▸ ASSIGNED TASK
Set each entry down verbatim, omitting images.

[Web page and app entries]

= = =

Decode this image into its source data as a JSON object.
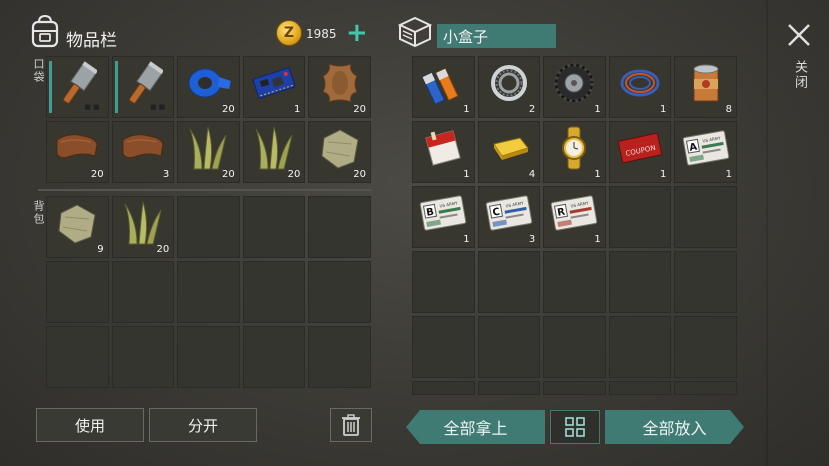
{
  "inventory": {
    "title": "物品栏",
    "coin_symbol": "Z",
    "coins": "1985",
    "add_symbol": "+",
    "pocket_label": "口袋",
    "backpack_label": "背包",
    "pocket": [
      {
        "item": "cleaver-icon",
        "count": "",
        "selected": true
      },
      {
        "item": "cleaver-icon",
        "count": "",
        "selected": true
      },
      {
        "item": "duct-tape-icon",
        "count": "20"
      },
      {
        "item": "circuit-board-icon",
        "count": "1"
      },
      {
        "item": "animal-hide-icon",
        "count": "20"
      },
      {
        "item": "leather-icon",
        "count": "20"
      },
      {
        "item": "leather-icon",
        "count": "3"
      },
      {
        "item": "plant-fiber-icon",
        "count": "20"
      },
      {
        "item": "plant-fiber-icon",
        "count": "20"
      },
      {
        "item": "cloth-icon",
        "count": "20"
      }
    ],
    "backpack": [
      {
        "item": "cloth-icon",
        "count": "9"
      },
      {
        "item": "plant-fiber-icon",
        "count": "20"
      },
      {},
      {},
      {},
      {},
      {},
      {},
      {},
      {},
      {},
      {},
      {},
      {},
      {}
    ],
    "use_label": "使用",
    "split_label": "分开"
  },
  "container": {
    "title": "小盒子",
    "slots": [
      {
        "item": "batteries-icon",
        "count": "1"
      },
      {
        "item": "bearing-icon",
        "count": "2"
      },
      {
        "item": "tire-icon",
        "count": "1"
      },
      {
        "item": "wire-coil-icon",
        "count": "1"
      },
      {
        "item": "tin-can-icon",
        "count": "8"
      },
      {
        "item": "cigarettes-icon",
        "count": "1"
      },
      {
        "item": "gold-bar-icon",
        "count": "4"
      },
      {
        "item": "gold-watch-icon",
        "count": "1"
      },
      {
        "item": "coupon-icon",
        "count": "1"
      },
      {
        "item": "army-card-a-icon",
        "count": "1"
      },
      {
        "item": "army-card-b-icon",
        "count": "1"
      },
      {
        "item": "army-card-c-icon",
        "count": "3"
      },
      {
        "item": "army-card-r-icon",
        "count": "1"
      },
      {},
      {},
      {},
      {},
      {},
      {},
      {},
      {},
      {},
      {},
      {},
      {},
      {},
      {},
      {},
      {},
      {}
    ],
    "take_all_label": "全部拿上",
    "put_all_label": "全部放入"
  },
  "coupon_text": "COUPON",
  "card_header": "US ARMY",
  "close_label": "关闭",
  "colors": {
    "accent": "#3f7a73",
    "coin": "#e0a51e",
    "plus": "#43c5a7"
  }
}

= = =

▸ WRITTEN SOLUTION
Decode this image into its source data as a JSON object.
{
  "inventory": {
    "title": "物品栏",
    "coin_symbol": "Z",
    "coins": "1985",
    "add_symbol": "+",
    "pocket_label": "口袋",
    "backpack_label": "背包",
    "pocket": [
      {
        "item": "cleaver-icon",
        "count": "",
        "selected": true
      },
      {
        "item": "cleaver-icon",
        "count": "",
        "selected": true
      },
      {
        "item": "duct-tape-icon",
        "count": "20"
      },
      {
        "item": "circuit-board-icon",
        "count": "1"
      },
      {
        "item": "animal-hide-icon",
        "count": "20"
      },
      {
        "item": "leather-icon",
        "count": "20"
      },
      {
        "item": "leather-icon",
        "count": "3"
      },
      {
        "item": "plant-fiber-icon",
        "count": "20"
      },
      {
        "item": "plant-fiber-icon",
        "count": "20"
      },
      {
        "item": "cloth-icon",
        "count": "20"
      }
    ],
    "backpack": [
      {
        "item": "cloth-icon",
        "count": "9"
      },
      {
        "item": "plant-fiber-icon",
        "count": "20"
      },
      {},
      {},
      {},
      {},
      {},
      {},
      {},
      {},
      {},
      {},
      {},
      {},
      {}
    ],
    "use_label": "使用",
    "split_label": "分开"
  },
  "container": {
    "title": "小盒子",
    "slots": [
      {
        "item": "batteries-icon",
        "count": "1"
      },
      {
        "item": "bearing-icon",
        "count": "2"
      },
      {
        "item": "tire-icon",
        "count": "1"
      },
      {
        "item": "wire-coil-icon",
        "count": "1"
      },
      {
        "item": "tin-can-icon",
        "count": "8"
      },
      {
        "item": "cigarettes-icon",
        "count": "1"
      },
      {
        "item": "gold-bar-icon",
        "count": "4"
      },
      {
        "item": "gold-watch-icon",
        "count": "1"
      },
      {
        "item": "coupon-icon",
        "count": "1"
      },
      {
        "item": "army-card-a-icon",
        "count": "1"
      },
      {
        "item": "army-card-b-icon",
        "count": "1"
      },
      {
        "item": "army-card-c-icon",
        "count": "3"
      },
      {
        "item": "army-card-r-icon",
        "count": "1"
      },
      {},
      {},
      {},
      {},
      {},
      {},
      {},
      {},
      {},
      {},
      {},
      {},
      {},
      {},
      {},
      {},
      {}
    ],
    "take_all_label": "全部拿上",
    "put_all_label": "全部放入"
  },
  "coupon_text": "COUPON",
  "card_header": "US ARMY",
  "close_label": "关闭",
  "colors": {
    "accent": "#3f7a73",
    "coin": "#e0a51e",
    "plus": "#43c5a7"
  }
}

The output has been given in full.